When I was asked by Bob Johnson at IDG to be on a SMEI panel to discuss the divide between sales and marketing, I had a strong feeling of déjà vu: I can remember ten years ago being invited on another panel to debate the exact same issue. That event had been in London, hence there was an open bar before the panel convened; I recall the discussion getting very heated indeed.
As I prepared for the SMEI panel I began to wonder if the
marketing/sales feud had improved much in the intervening decade, so decided to
pull together a short survey to find out. Using social media I got just under 100
responses from an assortment of friends, followers and colleagues – certainly not a representative sample, but
Q: Over the last 5 years, do you think the relationship
between sales and marketing has:
Grown Worse: 24%
Stayed about the same: 33%
Grown Better: 43%
The results surprised me; I’d guessed that as we endure a drawn-out
recession, relations between sales and marketing would have become more frayed.
I was wrong, and by a large majority the audience at the SMEI event also
believed sales and marketing were getting along much better these days.
I then asked was might be the root cause of any conflict:
Q: The main cause of conflict and disagreement between
marketing and sales is (pick one):
Lack on alignment on goals and objectives: 43%
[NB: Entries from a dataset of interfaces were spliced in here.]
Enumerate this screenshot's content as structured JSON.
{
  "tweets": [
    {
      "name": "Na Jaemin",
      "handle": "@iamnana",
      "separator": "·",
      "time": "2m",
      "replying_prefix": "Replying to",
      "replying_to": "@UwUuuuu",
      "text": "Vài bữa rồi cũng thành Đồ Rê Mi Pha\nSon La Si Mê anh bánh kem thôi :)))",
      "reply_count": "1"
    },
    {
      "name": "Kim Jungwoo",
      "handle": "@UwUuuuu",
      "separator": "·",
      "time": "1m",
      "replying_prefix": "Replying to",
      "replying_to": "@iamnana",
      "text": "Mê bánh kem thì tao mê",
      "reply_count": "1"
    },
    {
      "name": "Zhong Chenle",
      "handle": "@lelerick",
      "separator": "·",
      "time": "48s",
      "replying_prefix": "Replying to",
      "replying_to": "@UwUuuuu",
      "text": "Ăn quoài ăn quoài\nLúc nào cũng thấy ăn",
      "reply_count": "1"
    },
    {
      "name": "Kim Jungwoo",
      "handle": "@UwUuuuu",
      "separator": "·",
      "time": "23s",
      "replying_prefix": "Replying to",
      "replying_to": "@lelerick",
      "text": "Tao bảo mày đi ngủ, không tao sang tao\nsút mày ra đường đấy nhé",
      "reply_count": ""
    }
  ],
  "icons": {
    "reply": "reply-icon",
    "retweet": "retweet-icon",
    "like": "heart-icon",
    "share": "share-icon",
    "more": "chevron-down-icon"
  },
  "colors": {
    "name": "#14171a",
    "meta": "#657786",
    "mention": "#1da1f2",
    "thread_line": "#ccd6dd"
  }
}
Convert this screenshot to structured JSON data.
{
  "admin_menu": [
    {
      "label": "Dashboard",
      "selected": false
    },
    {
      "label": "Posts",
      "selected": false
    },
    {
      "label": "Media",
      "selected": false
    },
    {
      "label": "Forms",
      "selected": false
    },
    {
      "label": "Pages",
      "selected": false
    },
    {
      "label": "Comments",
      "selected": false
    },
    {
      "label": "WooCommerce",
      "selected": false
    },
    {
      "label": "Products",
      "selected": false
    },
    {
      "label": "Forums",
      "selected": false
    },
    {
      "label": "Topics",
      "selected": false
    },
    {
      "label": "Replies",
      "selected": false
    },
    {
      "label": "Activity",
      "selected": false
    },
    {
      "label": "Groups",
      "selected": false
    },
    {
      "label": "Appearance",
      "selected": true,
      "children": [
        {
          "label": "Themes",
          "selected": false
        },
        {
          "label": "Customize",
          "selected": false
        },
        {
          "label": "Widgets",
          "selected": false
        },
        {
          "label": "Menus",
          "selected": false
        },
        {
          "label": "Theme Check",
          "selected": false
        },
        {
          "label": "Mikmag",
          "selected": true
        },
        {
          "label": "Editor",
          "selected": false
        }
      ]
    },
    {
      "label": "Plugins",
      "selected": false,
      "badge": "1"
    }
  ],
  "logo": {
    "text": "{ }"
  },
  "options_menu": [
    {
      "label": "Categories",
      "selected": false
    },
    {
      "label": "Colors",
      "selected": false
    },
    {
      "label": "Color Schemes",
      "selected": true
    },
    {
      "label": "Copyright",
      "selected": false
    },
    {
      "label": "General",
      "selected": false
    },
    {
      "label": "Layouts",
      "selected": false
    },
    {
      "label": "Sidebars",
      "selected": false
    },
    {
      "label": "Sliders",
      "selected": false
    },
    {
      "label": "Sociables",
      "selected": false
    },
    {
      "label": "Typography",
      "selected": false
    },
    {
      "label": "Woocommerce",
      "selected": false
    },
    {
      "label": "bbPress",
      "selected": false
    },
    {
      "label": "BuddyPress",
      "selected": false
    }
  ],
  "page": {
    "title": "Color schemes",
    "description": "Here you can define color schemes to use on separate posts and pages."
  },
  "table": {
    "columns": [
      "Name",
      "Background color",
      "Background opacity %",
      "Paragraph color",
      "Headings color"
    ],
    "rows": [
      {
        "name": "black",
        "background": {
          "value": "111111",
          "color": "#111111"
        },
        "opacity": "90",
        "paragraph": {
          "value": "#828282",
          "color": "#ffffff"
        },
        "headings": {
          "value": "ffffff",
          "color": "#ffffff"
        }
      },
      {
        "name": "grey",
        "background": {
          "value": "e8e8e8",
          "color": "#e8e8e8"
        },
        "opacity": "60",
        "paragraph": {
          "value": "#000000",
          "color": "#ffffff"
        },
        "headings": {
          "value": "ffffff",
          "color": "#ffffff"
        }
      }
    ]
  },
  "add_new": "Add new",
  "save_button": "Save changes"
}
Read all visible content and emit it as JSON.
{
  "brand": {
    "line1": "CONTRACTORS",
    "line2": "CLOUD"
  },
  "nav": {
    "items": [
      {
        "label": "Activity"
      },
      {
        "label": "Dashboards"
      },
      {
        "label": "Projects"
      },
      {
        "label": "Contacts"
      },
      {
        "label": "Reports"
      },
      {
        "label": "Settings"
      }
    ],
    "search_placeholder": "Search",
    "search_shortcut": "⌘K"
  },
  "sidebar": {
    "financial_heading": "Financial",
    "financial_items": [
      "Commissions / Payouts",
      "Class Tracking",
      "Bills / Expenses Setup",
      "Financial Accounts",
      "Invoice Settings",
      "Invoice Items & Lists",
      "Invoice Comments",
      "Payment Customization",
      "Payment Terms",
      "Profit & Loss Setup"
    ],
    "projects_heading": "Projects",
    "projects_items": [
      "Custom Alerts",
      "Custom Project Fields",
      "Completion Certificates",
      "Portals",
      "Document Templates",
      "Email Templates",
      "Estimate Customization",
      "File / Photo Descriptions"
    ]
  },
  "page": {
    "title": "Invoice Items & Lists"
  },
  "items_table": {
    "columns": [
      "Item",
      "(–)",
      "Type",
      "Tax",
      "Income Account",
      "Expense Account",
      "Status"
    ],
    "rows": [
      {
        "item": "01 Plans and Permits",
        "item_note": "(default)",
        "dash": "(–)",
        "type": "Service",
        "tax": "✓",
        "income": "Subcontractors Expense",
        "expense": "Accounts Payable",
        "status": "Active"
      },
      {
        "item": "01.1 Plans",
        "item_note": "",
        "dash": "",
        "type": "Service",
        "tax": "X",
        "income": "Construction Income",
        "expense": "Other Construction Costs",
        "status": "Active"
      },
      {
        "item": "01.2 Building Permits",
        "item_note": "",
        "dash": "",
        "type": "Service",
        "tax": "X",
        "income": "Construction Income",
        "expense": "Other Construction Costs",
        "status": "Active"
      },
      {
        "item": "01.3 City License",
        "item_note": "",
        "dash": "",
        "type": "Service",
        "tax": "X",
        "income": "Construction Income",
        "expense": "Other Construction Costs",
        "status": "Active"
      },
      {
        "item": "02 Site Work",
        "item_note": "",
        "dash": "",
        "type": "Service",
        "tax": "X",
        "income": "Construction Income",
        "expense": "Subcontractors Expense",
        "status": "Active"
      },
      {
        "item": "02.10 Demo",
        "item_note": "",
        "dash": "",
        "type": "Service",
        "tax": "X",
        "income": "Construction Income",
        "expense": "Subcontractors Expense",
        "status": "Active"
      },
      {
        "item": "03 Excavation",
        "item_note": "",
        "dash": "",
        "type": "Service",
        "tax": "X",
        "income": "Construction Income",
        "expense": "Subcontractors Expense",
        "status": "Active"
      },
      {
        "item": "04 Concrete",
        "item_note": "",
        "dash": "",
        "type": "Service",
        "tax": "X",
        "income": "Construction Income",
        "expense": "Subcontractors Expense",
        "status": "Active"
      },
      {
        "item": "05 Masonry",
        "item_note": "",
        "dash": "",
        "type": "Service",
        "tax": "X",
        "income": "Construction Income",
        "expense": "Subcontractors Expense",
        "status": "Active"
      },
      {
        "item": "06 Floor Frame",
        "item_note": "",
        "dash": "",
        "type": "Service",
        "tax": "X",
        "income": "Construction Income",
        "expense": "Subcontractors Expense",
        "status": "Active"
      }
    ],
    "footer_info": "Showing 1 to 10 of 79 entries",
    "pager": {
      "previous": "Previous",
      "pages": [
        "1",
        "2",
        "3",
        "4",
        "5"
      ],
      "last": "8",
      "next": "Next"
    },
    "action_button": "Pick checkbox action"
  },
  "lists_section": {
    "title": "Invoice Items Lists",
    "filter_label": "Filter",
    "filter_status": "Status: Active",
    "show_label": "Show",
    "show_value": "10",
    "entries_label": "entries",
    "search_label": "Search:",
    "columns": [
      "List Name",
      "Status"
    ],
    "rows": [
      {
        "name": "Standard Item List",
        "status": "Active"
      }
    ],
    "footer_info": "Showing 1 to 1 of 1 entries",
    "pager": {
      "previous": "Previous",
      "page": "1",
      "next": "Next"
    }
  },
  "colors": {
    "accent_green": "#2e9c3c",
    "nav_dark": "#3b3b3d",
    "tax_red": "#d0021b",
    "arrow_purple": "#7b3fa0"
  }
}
Resource allocation: 11%
The quantity and quality of leads: 23%
No clear demarcation of responsibility: 4%
Lack of processes to coordinate activities: 12%
Lack of professional respect: 8%
By a wide margin, most respondents think that conflict is
caused by a lack of alignment around goals and objectives. This view was echoed
by my fellow panelists, Ann Marie
Beasley from CA and Mark
Blessing at Bright Computing.
I discussed how the most common model used for engineering
alignment across sales and marketing – the ubiquitous marketing funnel – may be
long overdue for an overhaul. Whatever model you use, successful alignment across the two
organizations starts with a candid discussion on joint KPIs and metrics.
Measured accountability, agreed and shared, is the root to success.